View full screen - View 1 of Lot 103. TWO MINIATURE MAMLUK SILVER AND GOLD-INLAID BRASS CANDLESTICKS, EGYPT OR SYRIA, EARLY 15TH CENTURY.
103

TWO MINIATURE MAMLUK SILVER AND GOLD-INLAID BRASS CANDLESTICKS, EGYPT OR SYRIA, EARLY 15TH CENTURY

Estimate:

18,000

to
- 25,000 GBP

TWO MINIATURE MAMLUK SILVER AND GOLD-INLAID BRASS CANDLESTICKS, EGYPT OR SYRIA, EARLY 15TH CENTURY

TWO MINIATURE MAMLUK SILVER AND GOLD-INLAID BRASS CANDLESTICKS, EGYPT OR SYRIA, EARLY 15TH CENTURY

Estimate:

18,000

to
- 25,000 GBP

TWO MINIATURE MAMLUK SILVER AND GOLD-INLAID BRASS CANDLESTICKS, EGYPT OR SYRIA, EARLY 15TH CENTURY


each with splayed body with straight drip-pan and straight cylindrical neck, engraved and inlaid in silver and gold with quadrupeds and birds between trees, stylised foliage on drip tray, knotted design on necks, each with old collector's number '11556' to interior

(2)

12.7 and 12.5cm. height

Both with most of silver inlay remaining although mainly rubbed on on drip-pan as consistent with use, some remnants of gold also on the decoration, one with a crack line near base, some minor nicks and abrasion to extremities, as viewed.


"In response to your inquiry, we are pleased to provide you with a general report of the condition of the property described above.

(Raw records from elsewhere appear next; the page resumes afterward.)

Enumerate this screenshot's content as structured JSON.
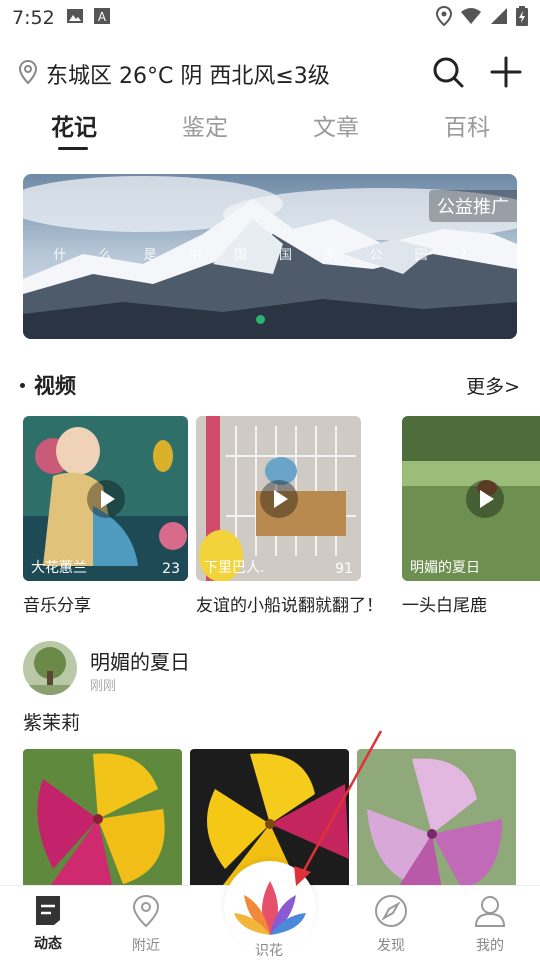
{
  "status_bar": {
    "time": "7:52"
  },
  "location_bar": {
    "text": "东城区 26°C 阴 西北风≤3级"
  },
  "tabs": [
    {
      "label": "花记",
      "active": true
    },
    {
      "label": "鉴定",
      "active": false
    },
    {
      "label": "文章",
      "active": false
    },
    {
      "label": "百科",
      "active": false
    }
  ],
  "banner": {
    "badge": "公益推广",
    "caption": "什 么 是 中 国 国 家 公 园 ？",
    "indicator_color": "#2bb36f"
  },
  "video_section": {
    "title": "视频",
    "more": "更多>"
  },
  "videos": [
    {
      "author": "大花蕙兰",
      "count": "23",
      "title": "音乐分享"
    },
    {
      "author": "下里巴人.",
      "count": "91",
      "title": "友谊的小船说翻就翻了！"
    },
    {
      "author": "明媚的夏日",
      "count": "",
      "title": "一头白尾鹿"
    }
  ],
  "post": {
    "author": "明媚的夏日",
    "time": "刚刚",
    "text": "紫茉莉"
  },
  "bottom_nav": [
    {
      "label": "动态",
      "icon": "feed-icon",
      "active": true
    },
    {
      "label": "附近",
      "icon": "location-pin-icon",
      "active": false
    },
    {
      "label": "识花",
      "icon": "lotus-icon",
      "active": false
    },
    {
      "label": "发现",
      "icon": "compass-icon",
      "active": false
    },
    {
      "label": "我的",
      "icon": "person-icon",
      "active": false
    }
  ],
  "colors": {
    "accent": "#2bb36f",
    "text": "#222222",
    "muted": "#888888",
    "annotation": "#e0303a"
  }
}
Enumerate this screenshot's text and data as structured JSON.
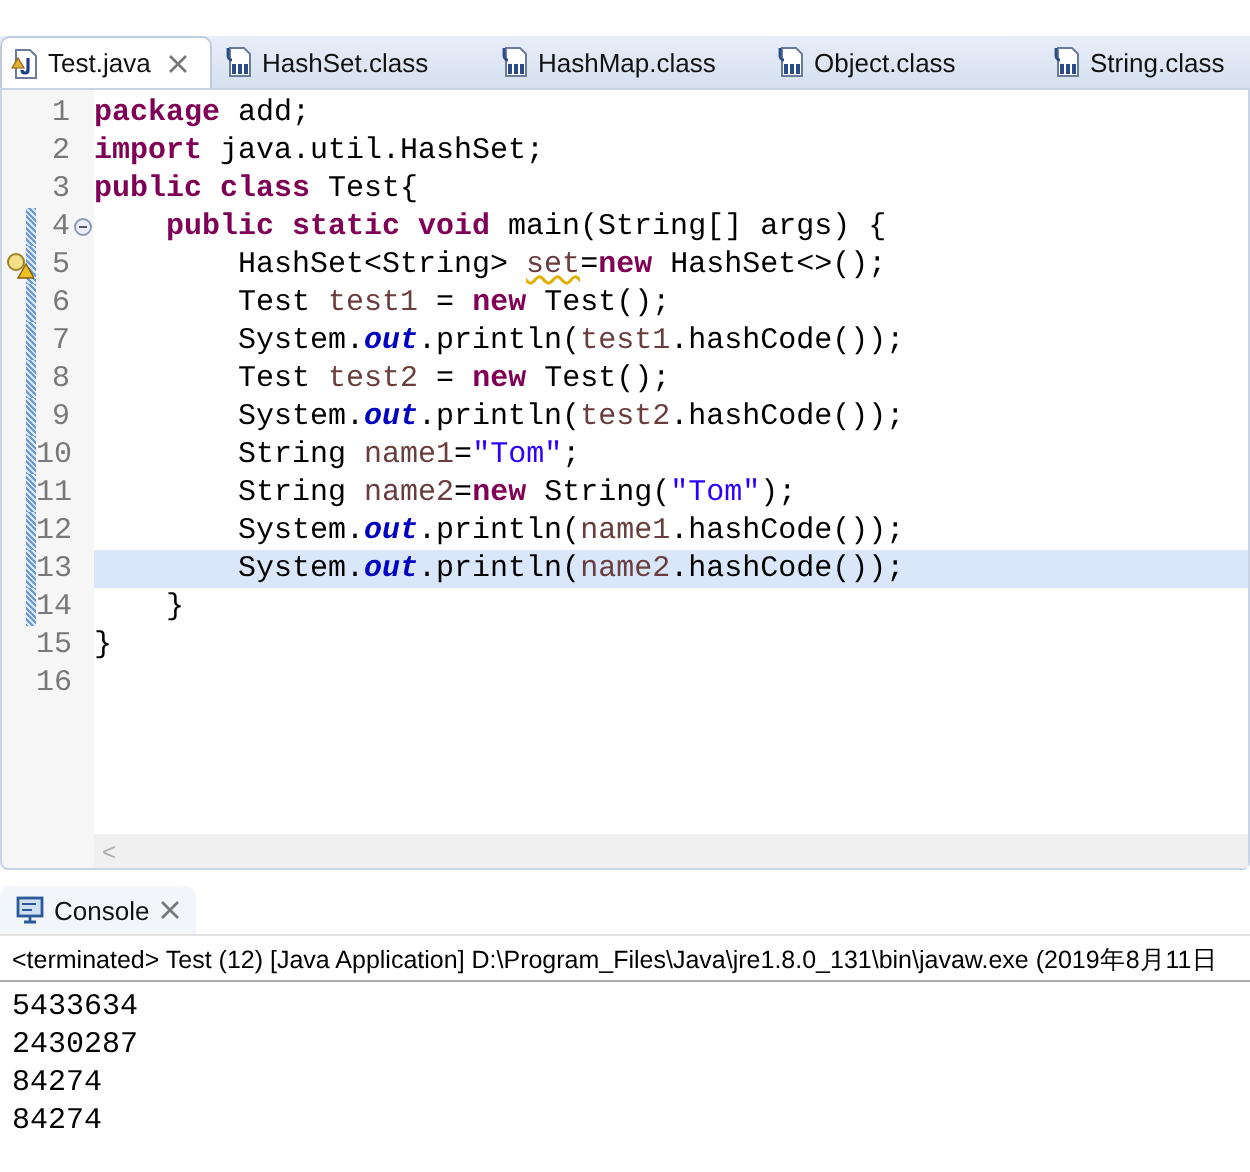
{
  "editor_tabs": [
    {
      "label": "Test.java",
      "kind": "java",
      "selected": true,
      "closable": true
    },
    {
      "label": "HashSet.class",
      "kind": "class",
      "selected": false
    },
    {
      "label": "HashMap.class",
      "kind": "class",
      "selected": false
    },
    {
      "label": "Object.class",
      "kind": "class",
      "selected": false
    },
    {
      "label": "String.class",
      "kind": "class",
      "selected": false
    }
  ],
  "code_lines": [
    {
      "number": "1",
      "marked": false,
      "current": false,
      "tokens": [
        {
          "kind": "keyword",
          "text": "package"
        },
        {
          "kind": "plain",
          "text": " add;"
        }
      ]
    },
    {
      "number": "2",
      "marked": false,
      "current": false,
      "tokens": [
        {
          "kind": "keyword",
          "text": "import"
        },
        {
          "kind": "plain",
          "text": " java.util.HashSet;"
        }
      ]
    },
    {
      "number": "3",
      "marked": false,
      "current": false,
      "tokens": [
        {
          "kind": "keyword",
          "text": "public class"
        },
        {
          "kind": "plain",
          "text": " Test{"
        }
      ]
    },
    {
      "number": "4",
      "marked": true,
      "current": false,
      "fold": true,
      "tokens": [
        {
          "kind": "keyword",
          "text": "    public static void"
        },
        {
          "kind": "plain",
          "text": " main(String[] args) {"
        }
      ]
    },
    {
      "number": "5",
      "marked": true,
      "current": false,
      "warning": true,
      "tokens": [
        {
          "kind": "plain",
          "text": "        HashSet<String> "
        },
        {
          "kind": "warn_local",
          "text": "set"
        },
        {
          "kind": "plain",
          "text": "="
        },
        {
          "kind": "keyword",
          "text": "new"
        },
        {
          "kind": "plain",
          "text": " HashSet<>();"
        }
      ]
    },
    {
      "number": "6",
      "marked": true,
      "current": false,
      "tokens": [
        {
          "kind": "plain",
          "text": "        Test "
        },
        {
          "kind": "local",
          "text": "test1"
        },
        {
          "kind": "plain",
          "text": " = "
        },
        {
          "kind": "keyword",
          "text": "new"
        },
        {
          "kind": "plain",
          "text": " Test();"
        }
      ]
    },
    {
      "number": "7",
      "marked": true,
      "current": false,
      "tokens": [
        {
          "kind": "plain",
          "text": "        System."
        },
        {
          "kind": "static",
          "text": "out"
        },
        {
          "kind": "plain",
          "text": ".println("
        },
        {
          "kind": "local",
          "text": "test1"
        },
        {
          "kind": "plain",
          "text": ".hashCode());"
        }
      ]
    },
    {
      "number": "8",
      "marked": true,
      "current": false,
      "tokens": [
        {
          "kind": "plain",
          "text": "        Test "
        },
        {
          "kind": "local",
          "text": "test2"
        },
        {
          "kind": "plain",
          "text": " = "
        },
        {
          "kind": "keyword",
          "text": "new"
        },
        {
          "kind": "plain",
          "text": " Test();"
        }
      ]
    },
    {
      "number": "9",
      "marked": true,
      "current": false,
      "tokens": [
        {
          "kind": "plain",
          "text": "        System."
        },
        {
          "kind": "static",
          "text": "out"
        },
        {
          "kind": "plain",
          "text": ".println("
        },
        {
          "kind": "local",
          "text": "test2"
        },
        {
          "kind": "plain",
          "text": ".hashCode());"
        }
      ]
    },
    {
      "number": "10",
      "marked": true,
      "current": false,
      "tokens": [
        {
          "kind": "plain",
          "text": "        String "
        },
        {
          "kind": "local",
          "text": "name1"
        },
        {
          "kind": "plain",
          "text": "="
        },
        {
          "kind": "string",
          "text": "\"Tom\""
        },
        {
          "kind": "plain",
          "text": ";"
        }
      ]
    },
    {
      "number": "11",
      "marked": true,
      "current": false,
      "tokens": [
        {
          "kind": "plain",
          "text": "        String "
        },
        {
          "kind": "local",
          "text": "name2"
        },
        {
          "kind": "plain",
          "text": "="
        },
        {
          "kind": "keyword",
          "text": "new"
        },
        {
          "kind": "plain",
          "text": " String("
        },
        {
          "kind": "string",
          "text": "\"Tom\""
        },
        {
          "kind": "plain",
          "text": ");"
        }
      ]
    },
    {
      "number": "12",
      "marked": true,
      "current": false,
      "tokens": [
        {
          "kind": "plain",
          "text": "        System."
        },
        {
          "kind": "static",
          "text": "out"
        },
        {
          "kind": "plain",
          "text": ".println("
        },
        {
          "kind": "local",
          "text": "name1"
        },
        {
          "kind": "plain",
          "text": ".hashCode());"
        }
      ]
    },
    {
      "number": "13",
      "marked": true,
      "current": true,
      "tokens": [
        {
          "kind": "plain",
          "text": "        System."
        },
        {
          "kind": "static",
          "text": "out"
        },
        {
          "kind": "plain",
          "text": ".println("
        },
        {
          "kind": "local",
          "text": "name2"
        },
        {
          "kind": "plain",
          "text": ".hashCode());"
        }
      ]
    },
    {
      "number": "14",
      "marked": true,
      "current": false,
      "tokens": [
        {
          "kind": "plain",
          "text": "    }"
        }
      ]
    },
    {
      "number": "15",
      "marked": false,
      "current": false,
      "tokens": [
        {
          "kind": "plain",
          "text": "}"
        }
      ]
    },
    {
      "number": "16",
      "marked": false,
      "current": false
    }
  ],
  "scroll_arrow": "<",
  "console": {
    "tab": {
      "label": "Console",
      "selected": true
    },
    "status": "<terminated> Test (12) [Java Application] D:\\Program_Files\\Java\\jre1.8.0_131\\bin\\javaw.exe (2019年8月11日",
    "output": [
      "5433634",
      "2430287",
      "84274",
      "84274"
    ]
  }
}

Since we are not professional conservators or restorers, we urge you to consult with a restorer or conservator of your choice who will be better able to provide a detailed, professional report. Prospective buyers should inspect each lot to satisfy themselves as to condition and must understand that any statement made by Sotheby's is merely a subjective, qualified opinion. Prospective buyers should also refer to any Important Notices regarding this sale, which are printed in the Sale Catalogue.

NOTWITHSTANDING THIS REPORT OR ANY DISCUSSIONS CONCERNING A LOT, ALL LOTS ARE OFFERED AND SOLD AS IS" IN ACCORDANCE WITH THE CONDITIONS OF BUSINESS PRINTED IN THE SALE CATALOGUE."

This near pair of delicately decorated miniature candlesticks were very fashionable with the fifteenth century Venetian elite as attested by models found with local coats of arms (see two in the Museo Correr's collection, published in Carboni 2007, p.65, cat. nos.95-96). It is now accepted amongst scholars that these were made in the Islamic world and exported.